**Source data:**

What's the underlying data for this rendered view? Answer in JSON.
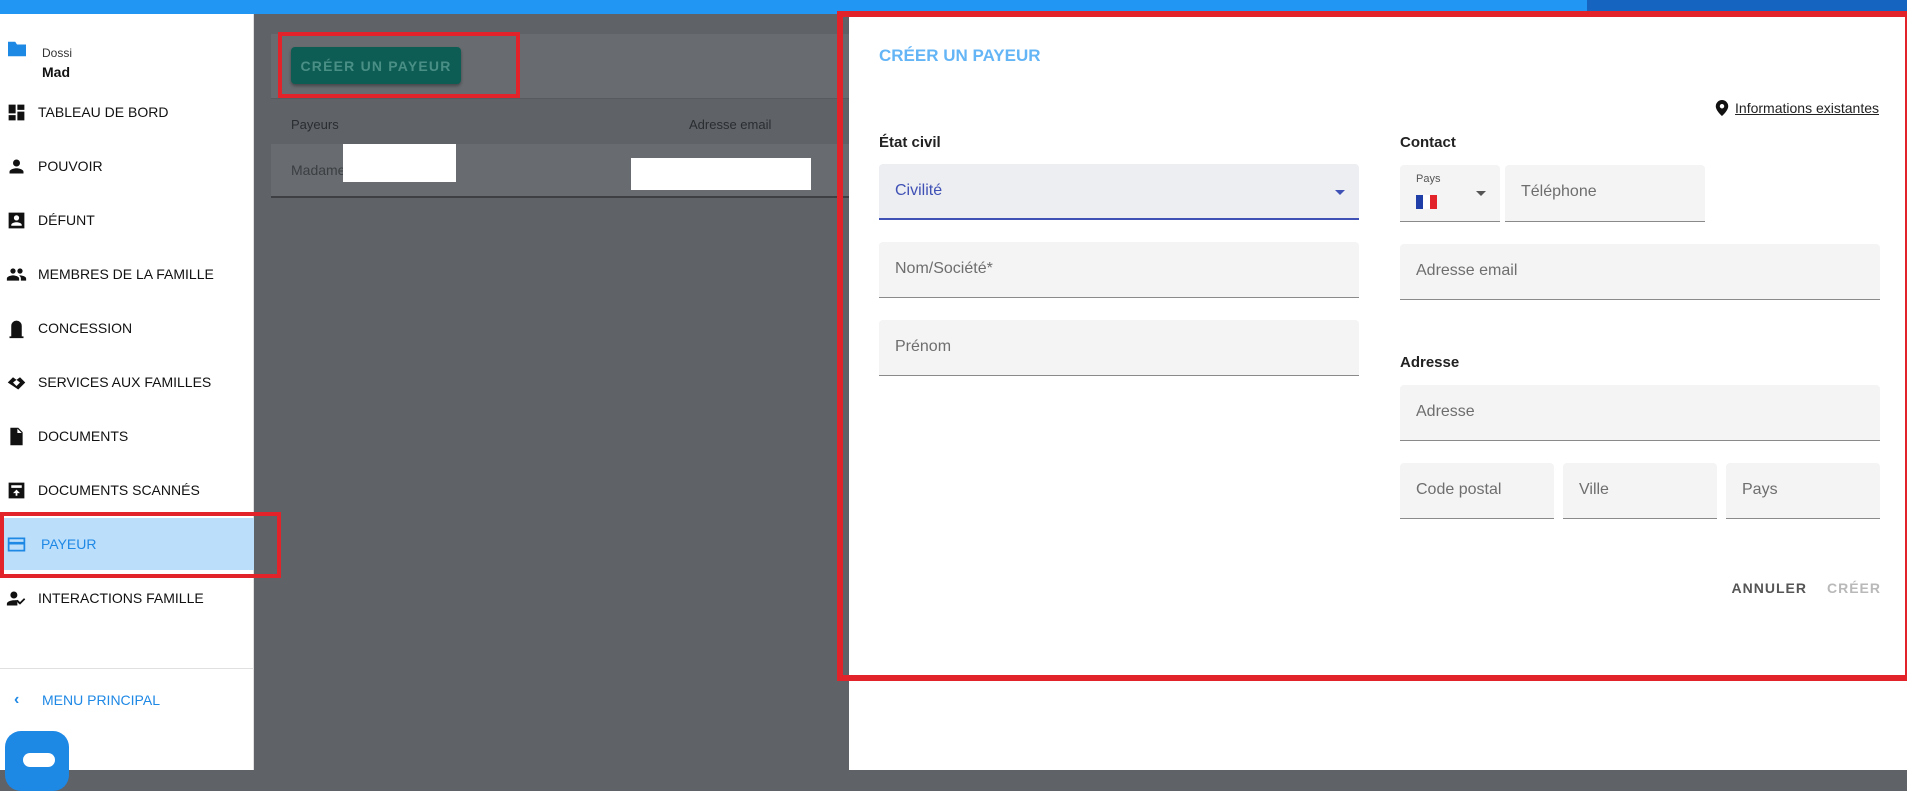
{
  "sidebar": {
    "dossier_line1": "Dossi",
    "dossier_line2": "Mad",
    "items": [
      {
        "label": "TABLEAU DE BORD",
        "icon": "dashboard-icon"
      },
      {
        "label": "POUVOIR",
        "icon": "person-icon"
      },
      {
        "label": "DÉFUNT",
        "icon": "contact-card-icon"
      },
      {
        "label": "MEMBRES DE LA FAMILLE",
        "icon": "people-icon"
      },
      {
        "label": "CONCESSION",
        "icon": "tombstone-icon"
      },
      {
        "label": "SERVICES AUX FAMILLES",
        "icon": "handshake-icon"
      },
      {
        "label": "DOCUMENTS",
        "icon": "document-icon"
      },
      {
        "label": "DOCUMENTS SCANNÉS",
        "icon": "scanned-document-icon"
      },
      {
        "label": "PAYEUR",
        "icon": "credit-card-icon",
        "active": true
      },
      {
        "label": "INTERACTIONS FAMILLE",
        "icon": "person-interaction-icon"
      }
    ],
    "menu_principal": "MENU PRINCIPAL"
  },
  "main": {
    "create_button": "CRÉER UN PAYEUR",
    "table_headers": [
      "Payeurs",
      "Adresse email"
    ],
    "row_payeur": "Madame"
  },
  "dialog": {
    "title": "CRÉER UN PAYEUR",
    "info_link": "Informations existantes",
    "etat_civil_title": "État civil",
    "civilite": "Civilité",
    "nom": "Nom/Société*",
    "prenom": "Prénom",
    "contact_title": "Contact",
    "pays_label": "Pays",
    "telephone": "Téléphone",
    "email": "Adresse email",
    "adresse_title": "Adresse",
    "adresse": "Adresse",
    "code_postal": "Code postal",
    "ville": "Ville",
    "pays": "Pays",
    "annuler": "ANNULER",
    "creer": "CRÉER"
  },
  "colors": {
    "accent": "#1e88e5",
    "highlight": "#e3232a",
    "primary_button": "#0e5d55",
    "title": "#64b5f6",
    "focus": "#3f51b5"
  }
}
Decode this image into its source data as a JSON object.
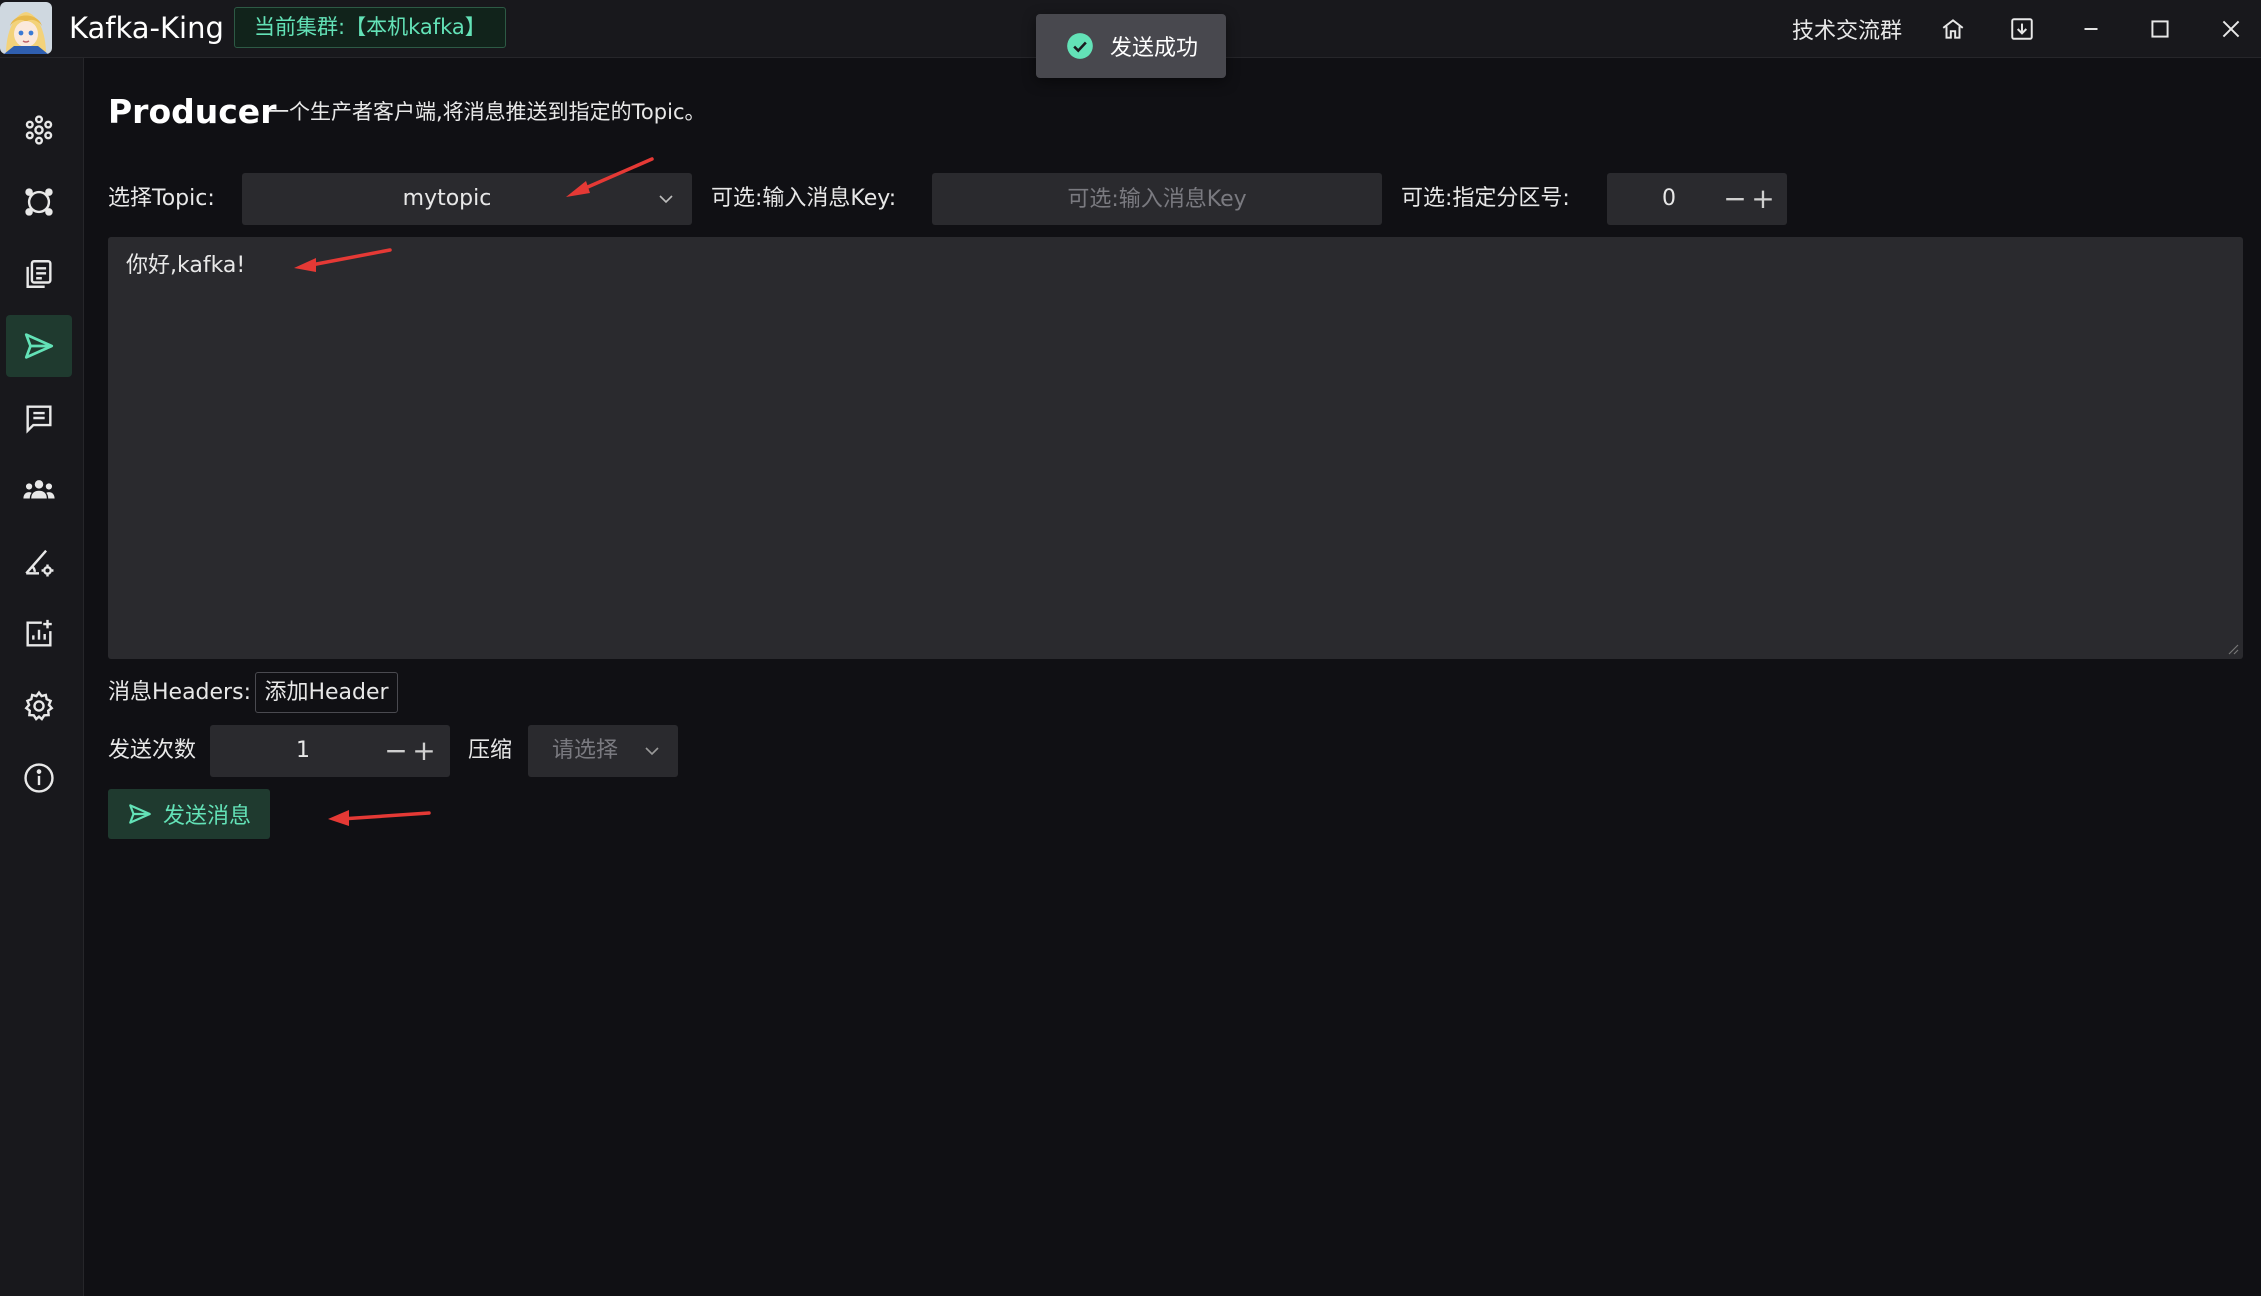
{
  "window": {
    "app_title": "Kafka-King",
    "cluster_tag": "当前集群:【本机kafka】",
    "community_link": "技术交流群",
    "icons": [
      "home-icon",
      "download-icon",
      "minimize-icon",
      "maximize-icon",
      "close-icon"
    ]
  },
  "toast": {
    "text": "发送成功",
    "icon": "check-circle-icon"
  },
  "sidebar": {
    "items": [
      {
        "icon": "cluster-icon",
        "name": "cluster"
      },
      {
        "icon": "node-icon",
        "name": "node"
      },
      {
        "icon": "topic-icon",
        "name": "topic"
      },
      {
        "icon": "send-icon",
        "name": "producer",
        "active": true
      },
      {
        "icon": "message-icon",
        "name": "consumer"
      },
      {
        "icon": "group-icon",
        "name": "group"
      },
      {
        "icon": "inspection-icon",
        "name": "inspection"
      },
      {
        "icon": "monitor-icon",
        "name": "monitor"
      },
      {
        "icon": "settings-icon",
        "name": "settings"
      },
      {
        "icon": "info-icon",
        "name": "about"
      }
    ]
  },
  "page": {
    "title": "Producer",
    "description": "一个生产者客户端,将消息推送到指定的Topic。"
  },
  "form": {
    "topic_label": "选择Topic:",
    "topic_value": "mytopic",
    "key_label": "可选:输入消息Key:",
    "key_placeholder": "可选:输入消息Key",
    "partition_label": "可选:指定分区号:",
    "partition_value": "0",
    "message": "你好,kafka!",
    "headers_label": "消息Headers:",
    "add_header": "添加Header",
    "send_times_label": "发送次数",
    "send_times_value": "1",
    "compress_label": "压缩",
    "compress_placeholder": "请选择",
    "send_button": "发送消息"
  },
  "colors": {
    "accent": "#63e2b7",
    "background": "#101014",
    "panel": "#18181c",
    "input": "#2a2a2e",
    "annotation_arrow": "#e53935"
  }
}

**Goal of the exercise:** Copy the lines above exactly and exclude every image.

**Output:**
What's the underlying data for this rendered view? Answer in JSON.
{
  "sidebar": {
    "dossier_line1": "Dossi",
    "dossier_line2": "Mad",
    "items": [
      {
        "label": "TABLEAU DE BORD",
        "icon": "dashboard-icon"
      },
      {
        "label": "POUVOIR",
        "icon": "person-icon"
      },
      {
        "label": "DÉFUNT",
        "icon": "contact-card-icon"
      },
      {
        "label": "MEMBRES DE LA FAMILLE",
        "icon": "people-icon"
      },
      {
        "label": "CONCESSION",
        "icon": "tombstone-icon"
      },
      {
        "label": "SERVICES AUX FAMILLES",
        "icon": "handshake-icon"
      },
      {
        "label": "DOCUMENTS",
        "icon": "document-icon"
      },
      {
        "label": "DOCUMENTS SCANNÉS",
        "icon": "scanned-document-icon"
      },
      {
        "label": "PAYEUR",
        "icon": "credit-card-icon",
        "active": true
      },
      {
        "label": "INTERACTIONS FAMILLE",
        "icon": "person-interaction-icon"
      }
    ],
    "menu_principal": "MENU PRINCIPAL"
  },
  "main": {
    "create_button": "CRÉER UN PAYEUR",
    "table_headers": [
      "Payeurs",
      "Adresse email"
    ],
    "row_payeur": "Madame"
  },
  "dialog": {
    "title": "CRÉER UN PAYEUR",
    "info_link": "Informations existantes",
    "etat_civil_title": "État civil",
    "civilite": "Civilité",
    "nom": "Nom/Société*",
    "prenom": "Prénom",
    "contact_title": "Contact",
    "pays_label": "Pays",
    "telephone": "Téléphone",
    "email": "Adresse email",
    "adresse_title": "Adresse",
    "adresse": "Adresse",
    "code_postal": "Code postal",
    "ville": "Ville",
    "pays": "Pays",
    "annuler": "ANNULER",
    "creer": "CRÉER"
  },
  "colors": {
    "accent": "#1e88e5",
    "highlight": "#e3232a",
    "primary_button": "#0e5d55",
    "title": "#64b5f6",
    "focus": "#3f51b5"
  }
}
Decode this image into its source data as a JSON object.
{
  "window": {
    "app_title": "Kafka-King",
    "cluster_tag": "当前集群:【本机kafka】",
    "community_link": "技术交流群",
    "icons": [
      "home-icon",
      "download-icon",
      "minimize-icon",
      "maximize-icon",
      "close-icon"
    ]
  },
  "toast": {
    "text": "发送成功",
    "icon": "check-circle-icon"
  },
  "sidebar": {
    "items": [
      {
        "icon": "cluster-icon",
        "name": "cluster"
      },
      {
        "icon": "node-icon",
        "name": "node"
      },
      {
        "icon": "topic-icon",
        "name": "topic"
      },
      {
        "icon": "send-icon",
        "name": "producer",
        "active": true
      },
      {
        "icon": "message-icon",
        "name": "consumer"
      },
      {
        "icon": "group-icon",
        "name": "group"
      },
      {
        "icon": "inspection-icon",
        "name": "inspection"
      },
      {
        "icon": "monitor-icon",
        "name": "monitor"
      },
      {
        "icon": "settings-icon",
        "name": "settings"
      },
      {
        "icon": "info-icon",
        "name": "about"
      }
    ]
  },
  "page": {
    "title": "Producer",
    "description": "一个生产者客户端,将消息推送到指定的Topic。"
  },
  "form": {
    "topic_label": "选择Topic:",
    "topic_value": "mytopic",
    "key_label": "可选:输入消息Key:",
    "key_placeholder": "可选:输入消息Key",
    "partition_label": "可选:指定分区号:",
    "partition_value": "0",
    "message": "你好,kafka!",
    "headers_label": "消息Headers:",
    "add_header": "添加Header",
    "send_times_label": "发送次数",
    "send_times_value": "1",
    "compress_label": "压缩",
    "compress_placeholder": "请选择",
    "send_button": "发送消息"
  },
  "colors": {
    "accent": "#63e2b7",
    "background": "#101014",
    "panel": "#18181c",
    "input": "#2a2a2e",
    "annotation_arrow": "#e53935"
  }
}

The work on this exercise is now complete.